Volume 2   Number 1      Fall 2007

Constructing Organization Through Multiplicity: A Microgenetic Analysis of Self-Organization in the Dialogical Self
Carla Cunha
University of Minho & ISMAI, Portugal
pp. 287-316   (pdf)
ABSTRACT. The self is in a constant process of becoming that demands the construction of “sameness” and identity throughout the irreversibility of time and changing experience (Valsiner, 2002b). Thus, self-organization is the constant and necessary task of a changing self. Occasionally, this dynamic organization may lead to recursive and inflexible patterns implicated in a perpetuating personal problem. The “Identity Positions Interview” (Gonçalves & Cunha, 2006) was designed to elicit dialogical processes while discussing a personal problem. This allows different dialogues to occur: 1) the actual dialogues from the interaction participant-researcher; 2) the imagined dialogues of the participant and others about the problem (e.g. “What would your mother say about the problem?”); 3) the imagined dialogues between Present and Future possible-selves (e.g. “What would the Future say to you?”). These different phases were inspired in therapeutic techniques that call upon the perspectives of social others or temporal movements as semiotic devices used to generate diversity and novelty in the present. Following a dialogical framework, two case-studies are presented to illustrate the emergence of novelty and difference and its regulation into recursive self-dynamics at a microgenetic-level. This idiographic study has two aims: a) to highlight the dynamism of I-positions within the Dialogical Self, and b) to depict the emergence of novelty, self-innovation and re-organization.
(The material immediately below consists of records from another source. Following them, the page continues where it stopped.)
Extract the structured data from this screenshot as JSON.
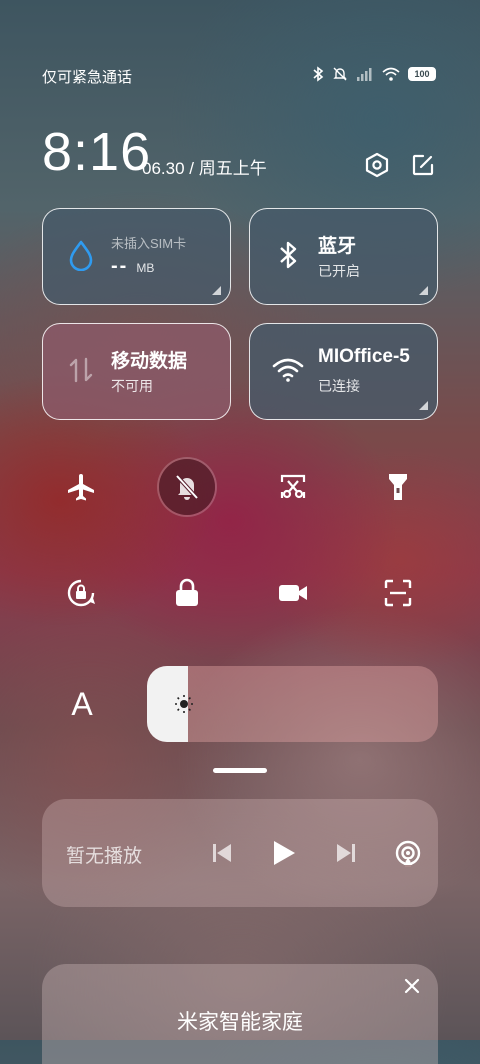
{
  "status": {
    "carrier_text": "仅可紧急通话",
    "battery": "100"
  },
  "header": {
    "time": "8:16",
    "date": "06.30 / 周五上午"
  },
  "tiles": {
    "data_usage": {
      "title": "未插入SIM卡",
      "value": "--",
      "unit": "MB"
    },
    "bluetooth": {
      "title": "蓝牙",
      "status": "已开启"
    },
    "mobile_data": {
      "title": "移动数据",
      "status": "不可用"
    },
    "wifi": {
      "title": "MIOffice-5",
      "status": "已连接"
    }
  },
  "toggles": [
    {
      "name": "airplane-mode",
      "active": false
    },
    {
      "name": "mute",
      "active": true
    },
    {
      "name": "screenshot",
      "active": false
    },
    {
      "name": "flashlight",
      "active": false
    },
    {
      "name": "auto-rotate",
      "active": false
    },
    {
      "name": "lock-screen",
      "active": false
    },
    {
      "name": "screen-record",
      "active": false
    },
    {
      "name": "scanner",
      "active": false
    }
  ],
  "font_toggle_label": "A",
  "brightness": {
    "level": 0.14
  },
  "media": {
    "label": "暂无播放"
  },
  "card": {
    "title": "米家智能家庭"
  }
}
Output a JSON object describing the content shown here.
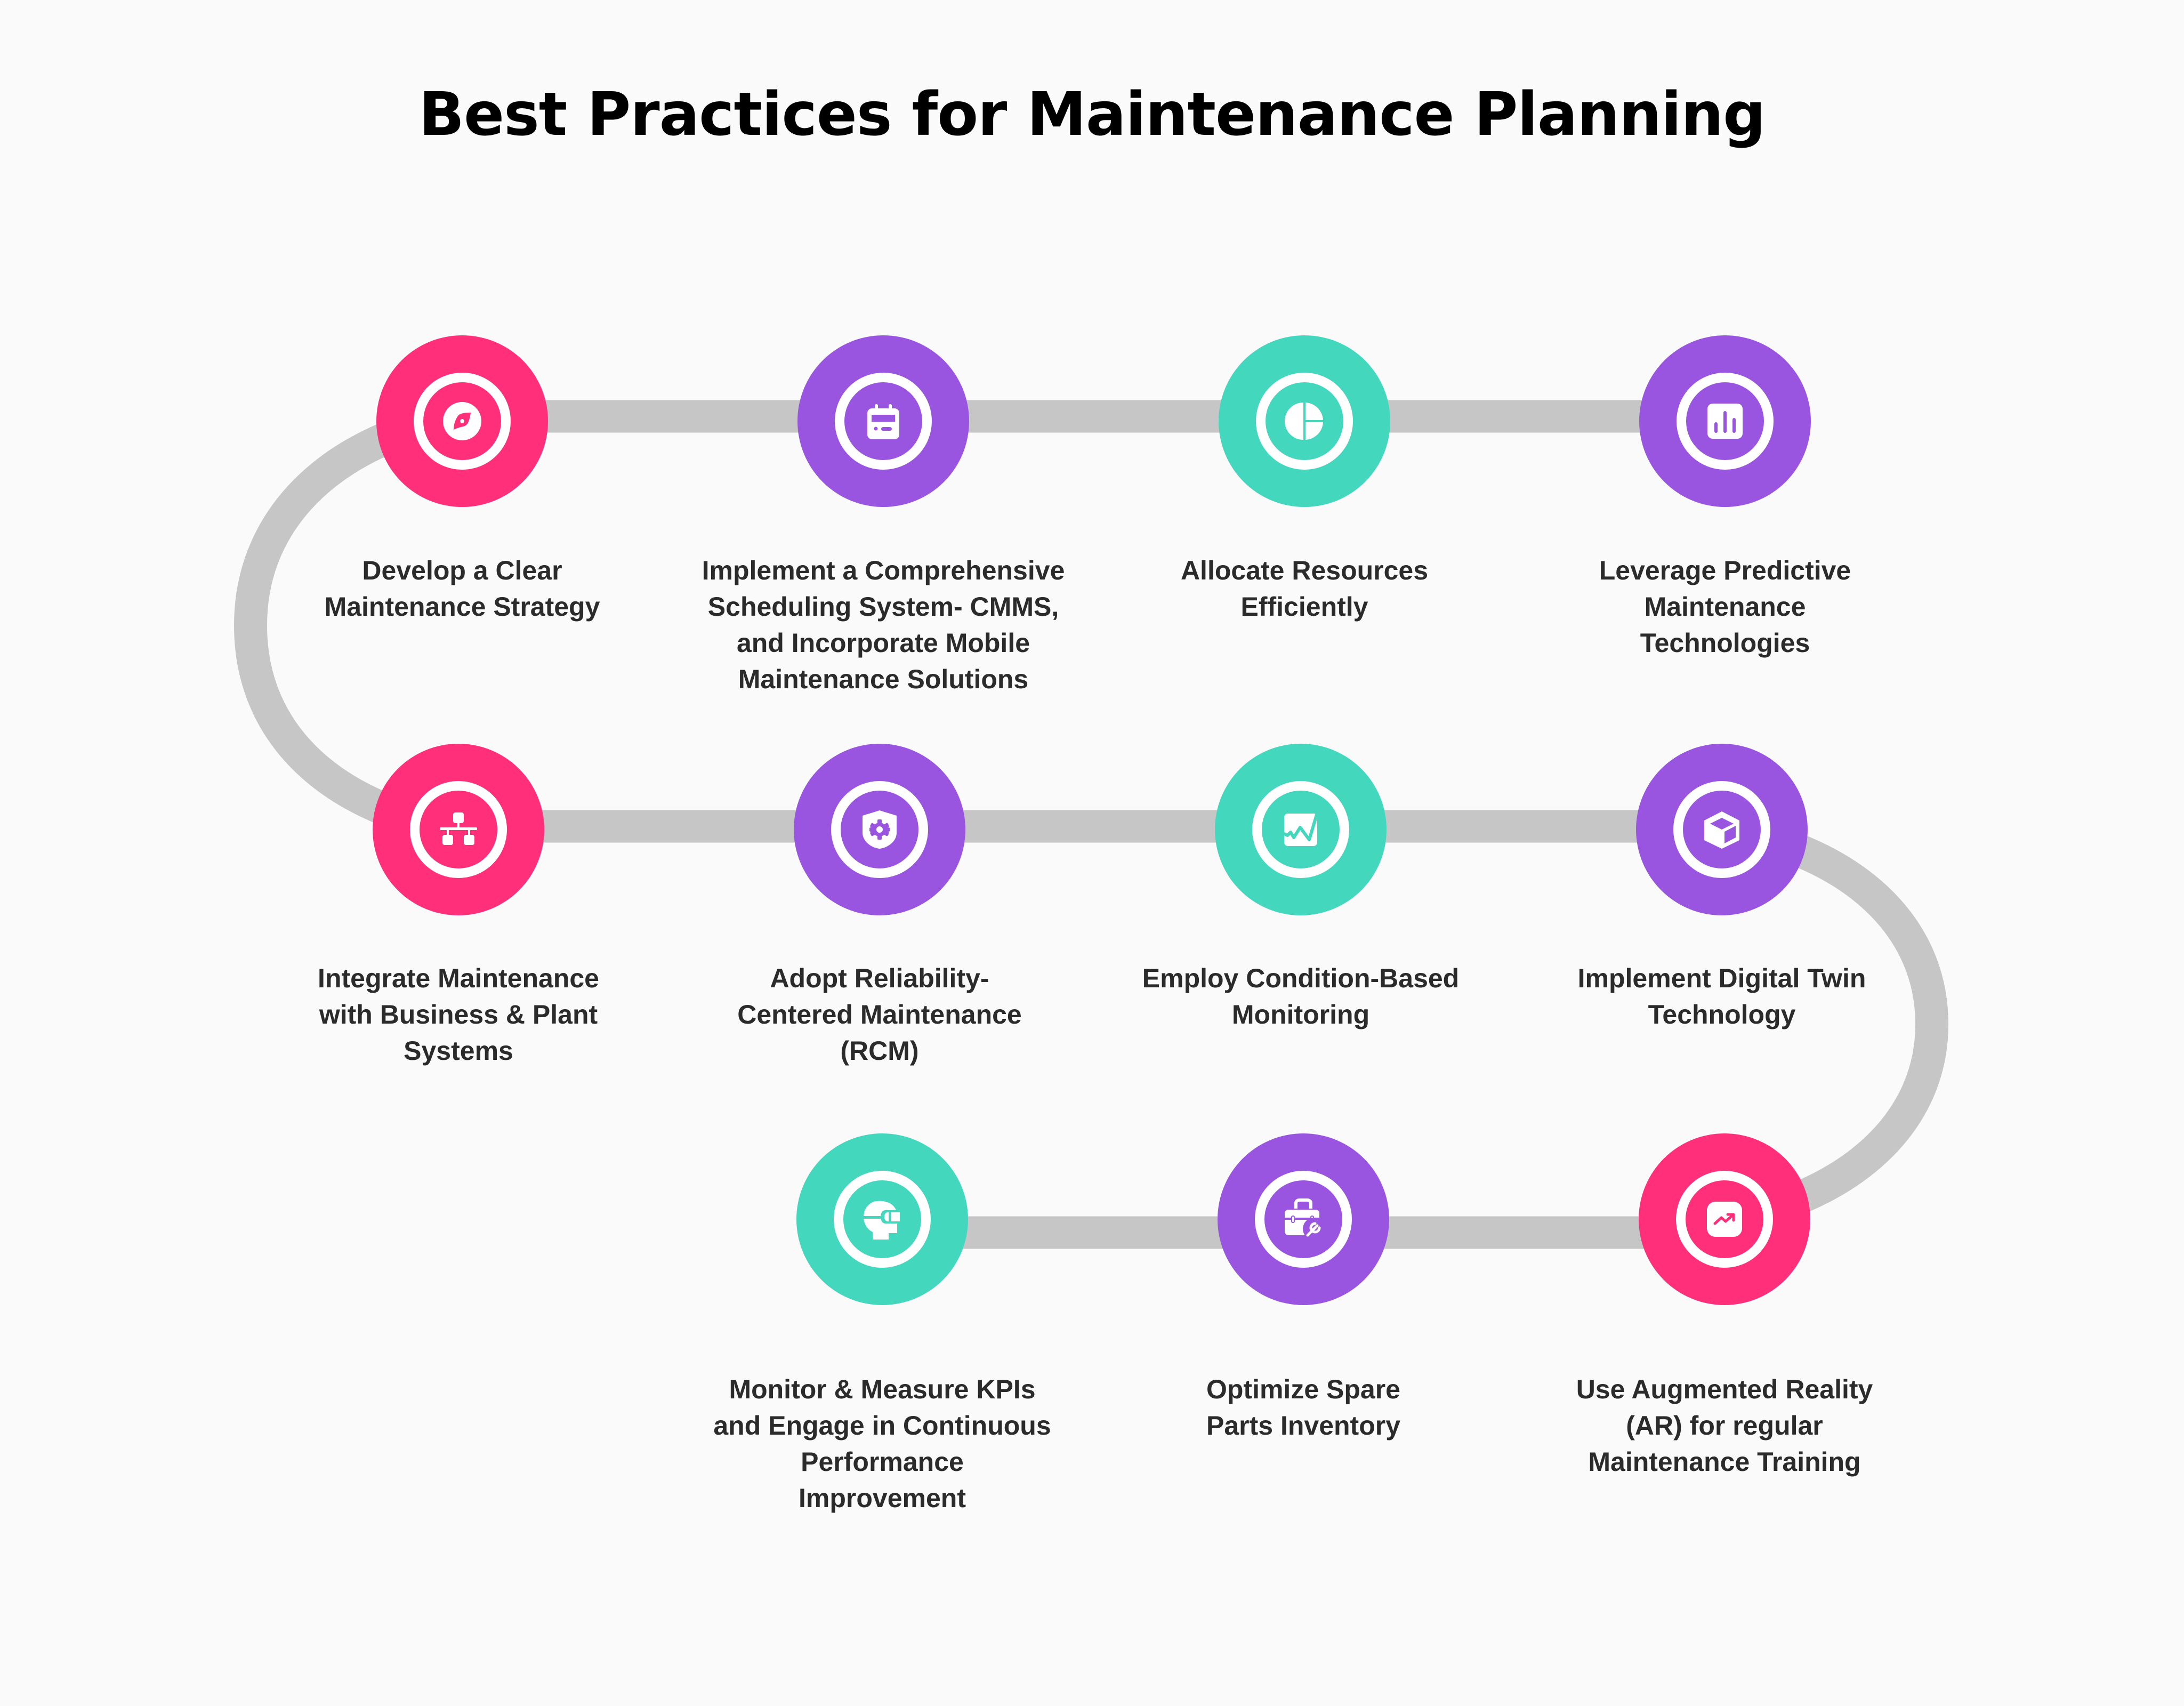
{
  "title": "Best Practices for Maintenance Planning",
  "colors": {
    "background": "#fafafa",
    "path": "#c6c6c6",
    "pink": "#ff2f7a",
    "purple": "#9a55e0",
    "teal": "#43d7bd",
    "ring": "#ffffff",
    "text": "#2b2b2b"
  },
  "steps": [
    {
      "label": "Develop a Clear\nMaintenance Strategy",
      "color": "pink",
      "icon": "compass-icon"
    },
    {
      "label": "Implement a Comprehensive\nScheduling System- CMMS,\nand Incorporate Mobile\nMaintenance Solutions",
      "color": "purple",
      "icon": "calendar-icon"
    },
    {
      "label": "Allocate Resources\nEfficiently",
      "color": "teal",
      "icon": "pie-chart-icon"
    },
    {
      "label": "Leverage Predictive\nMaintenance\nTechnologies",
      "color": "purple",
      "icon": "bar-chart-icon"
    },
    {
      "label": "Integrate Maintenance\nwith Business & Plant\nSystems",
      "color": "pink",
      "icon": "hierarchy-icon"
    },
    {
      "label": "Adopt Reliability-\nCentered Maintenance\n(RCM)",
      "color": "purple",
      "icon": "shield-gear-icon"
    },
    {
      "label": "Employ Condition-Based\nMonitoring",
      "color": "teal",
      "icon": "activity-graph-icon"
    },
    {
      "label": "Implement Digital Twin\nTechnology",
      "color": "purple",
      "icon": "cube-icon"
    },
    {
      "label": "Monitor & Measure KPIs\nand Engage in Continuous\nPerformance\nImprovement",
      "color": "teal",
      "icon": "vr-headset-icon"
    },
    {
      "label": "Optimize Spare\nParts Inventory",
      "color": "purple",
      "icon": "toolbox-icon"
    },
    {
      "label": "Use Augmented Reality\n(AR) for regular\nMaintenance Training",
      "color": "pink",
      "icon": "trend-up-icon"
    }
  ]
}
Keywords: dialogical self, development, microgenesis, self-regulation